let's educate that ignorant public


2. public understanding of science (1960-1980)
let's make them love science


3. Science & Society
WE have the attitude problem


Slide #13 (picture of Brian Greene/Columbia)
create awareness, expose to new ideas, plant a seed, inspirte ("Edutainment")




I think M. Kaku has completely gone overboard, gone to "lowest common denominator" (dumbed down masses)


"The Universe is WEIRDER than you can imagine"


"The American Public is DUMBER than you can imagine"


reader Shannon said...

Ha ha, clever answer. And so you ;-)


reader Peter F. said...

Perhaps to "she" your secrets (which of course can't be kept from her however much you try) are 'her ultimate free confusion'? ;>


reader physicsnut said...

Thanks for these BBC links. An oddball question: during a stellar collapse there ought to be a bath of Z bosons with neutrons and neutrinos hanging around. I wanted to ask, since the Z can scatter neutrinos, if there might be any kind of bound state in this weird environment - and also whether it is possible for the Z to flip the spin of the neutrino - which seems forbidden if weak bosons only interact with left handed fermions. JR.

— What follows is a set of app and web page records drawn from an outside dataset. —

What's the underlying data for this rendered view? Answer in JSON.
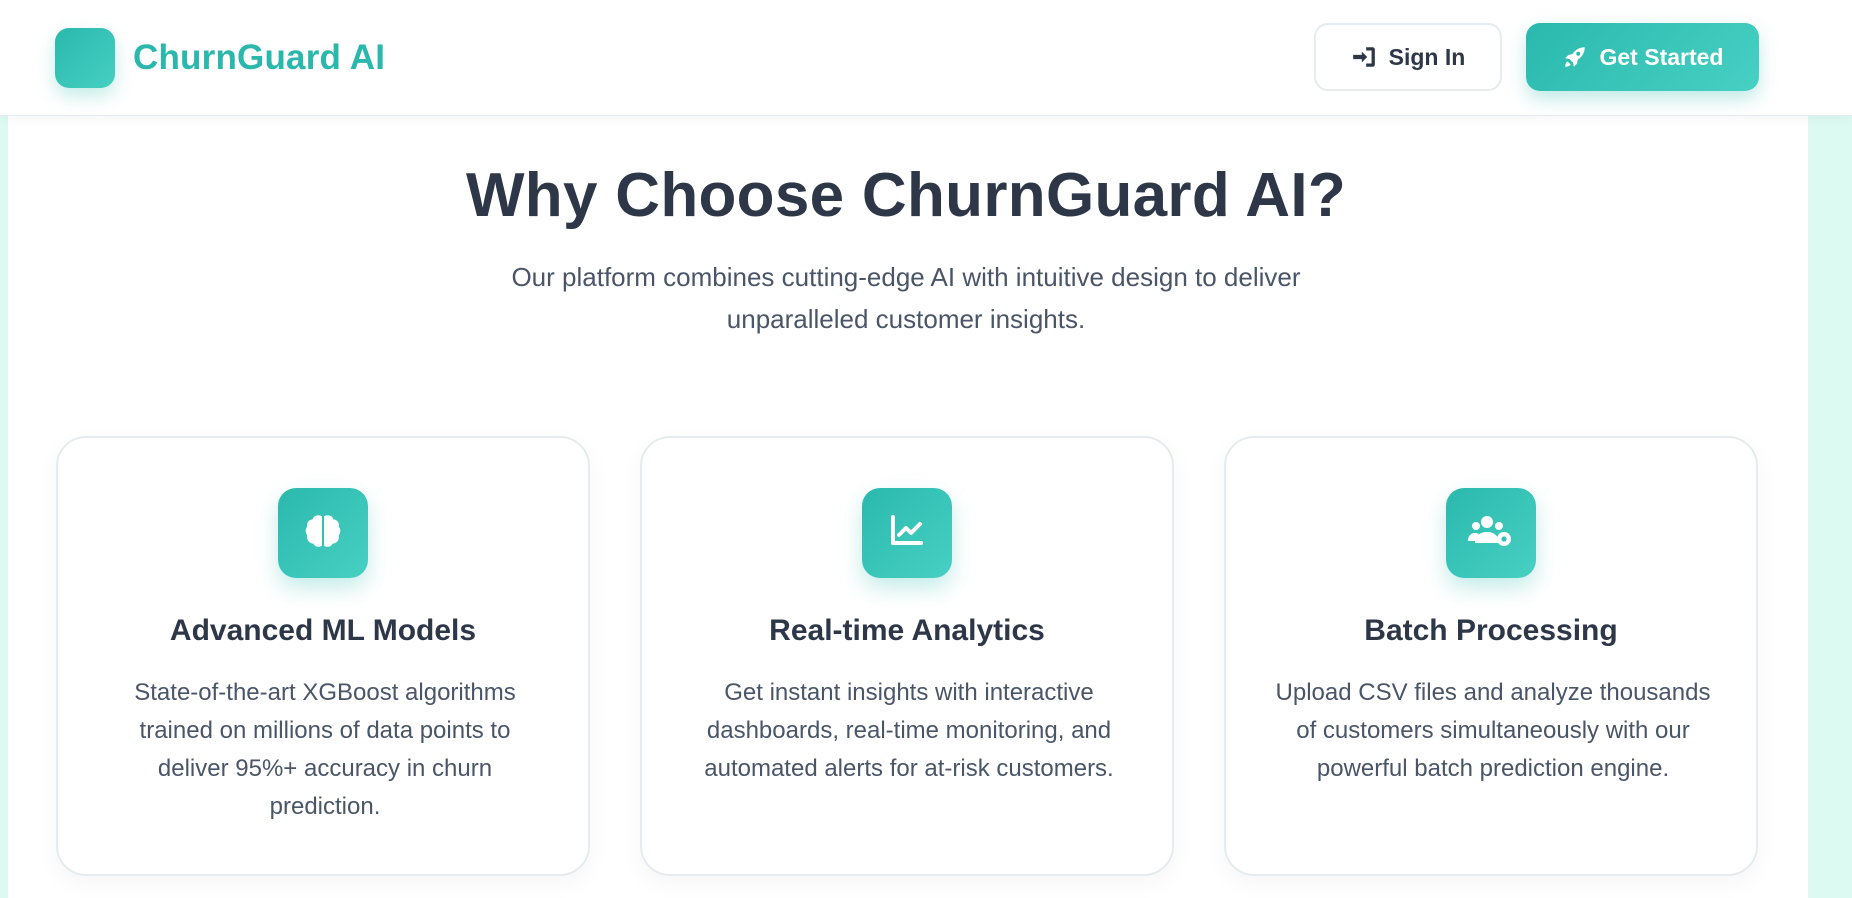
{
  "brand": {
    "name": "ChurnGuard AI",
    "logo_icon": "brand-logo-square",
    "color": "#2ab7ac"
  },
  "nav": {
    "sign_in_label": "Sign In",
    "sign_in_icon": "sign-in-icon",
    "get_started_label": "Get Started",
    "get_started_icon": "rocket-icon"
  },
  "section": {
    "title": "Why Choose ChurnGuard AI?",
    "subtitle": "Our platform combines cutting-edge AI with intuitive design to deliver unparalleled customer insights."
  },
  "features": [
    {
      "icon": "brain-icon",
      "title": "Advanced ML Models",
      "description": "State-of-the-art XGBoost algorithms trained on millions of data points to deliver 95%+ accuracy in churn prediction."
    },
    {
      "icon": "chart-line-icon",
      "title": "Real-time Analytics",
      "description": "Get instant insights with interactive dashboards, real-time monitoring, and automated alerts for at-risk customers."
    },
    {
      "icon": "users-cog-icon",
      "title": "Batch Processing",
      "description": "Upload CSV files and analyze thousands of customers simultaneously with our powerful batch prediction engine."
    }
  ],
  "colors": {
    "accent": "#2bb9ad",
    "accent_light": "#47d0c3",
    "text_dark": "#2d3748",
    "text_muted": "#4a5568",
    "border": "#e6ebef",
    "background_tint": "#dcfaf2"
  }
}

reader Ped said...

Before picking holes in things kindly get your fundamentals correct. The BBC make Horizon which is a television programme. It is not a 'program'. Correct nomenclature, spelling and cultural awareness are functions of accuracy which I am certain is of interest to you. Please remember the BBC make television programmes. Non British TV producers may well produce 'programs' but the BBC does not. The BBC does employ and develop computer programs i.e. lines of computer code but that is an entirely different matter.


reader Luboš Motl said...

Not sure whether you're joking or not but if you're serious, let me tell you that this blog is written in U.S. English and U.S. English has "program" for both versions of the word, see


http://en.wikipedia.org/wiki/Programme